*To do*. Output the entries exactly as they appear. Pictures should not be included.

== Provided data ==

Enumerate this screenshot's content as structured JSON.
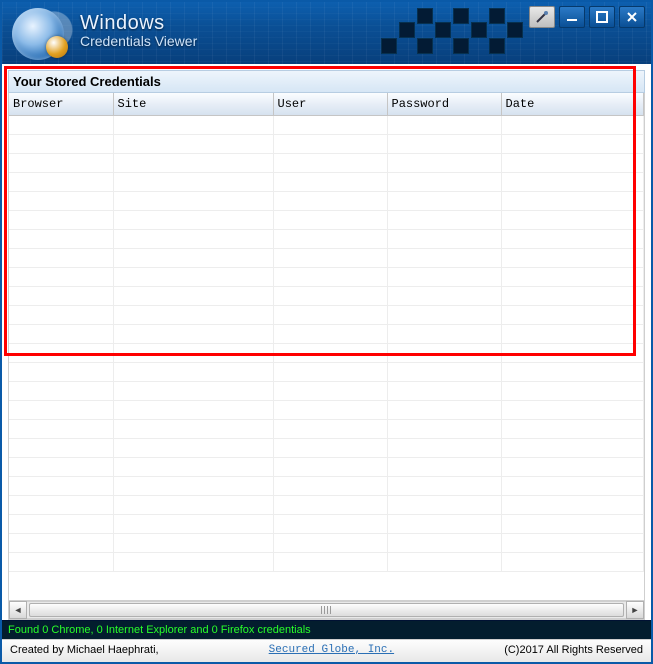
{
  "app": {
    "title_line1": "Windows",
    "title_line2": "Credentials Viewer"
  },
  "section": {
    "heading": "Your Stored Credentials"
  },
  "columns": {
    "browser": "Browser",
    "site": "Site",
    "user": "User",
    "password": "Password",
    "date": "Date"
  },
  "rows": [],
  "status": {
    "text": "Found 0 Chrome, 0 Internet Explorer and 0 Firefox credentials"
  },
  "footer": {
    "created_by": "Created by Michael Haephrati,",
    "link_text": "Secured Globe, Inc.",
    "copyright": "(C)2017 All Rights Reserved"
  },
  "colors": {
    "highlight_border": "#ff0000",
    "status_bg": "#031d2e",
    "status_fg": "#29ff29",
    "titlebar_start": "#0d5faf",
    "titlebar_end": "#083f7c"
  }
}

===

*Answer*.
Enumerate this screenshot's content as structured JSON.
{
  "app": {
    "title_line1": "Windows",
    "title_line2": "Credentials Viewer"
  },
  "section": {
    "heading": "Your Stored Credentials"
  },
  "columns": {
    "browser": "Browser",
    "site": "Site",
    "user": "User",
    "password": "Password",
    "date": "Date"
  },
  "rows": [],
  "status": {
    "text": "Found 0 Chrome, 0 Internet Explorer and 0 Firefox credentials"
  },
  "footer": {
    "created_by": "Created by Michael Haephrati,",
    "link_text": "Secured Globe, Inc.",
    "copyright": "(C)2017 All Rights Reserved"
  },
  "colors": {
    "highlight_border": "#ff0000",
    "status_bg": "#031d2e",
    "status_fg": "#29ff29",
    "titlebar_start": "#0d5faf",
    "titlebar_end": "#083f7c"
  }
}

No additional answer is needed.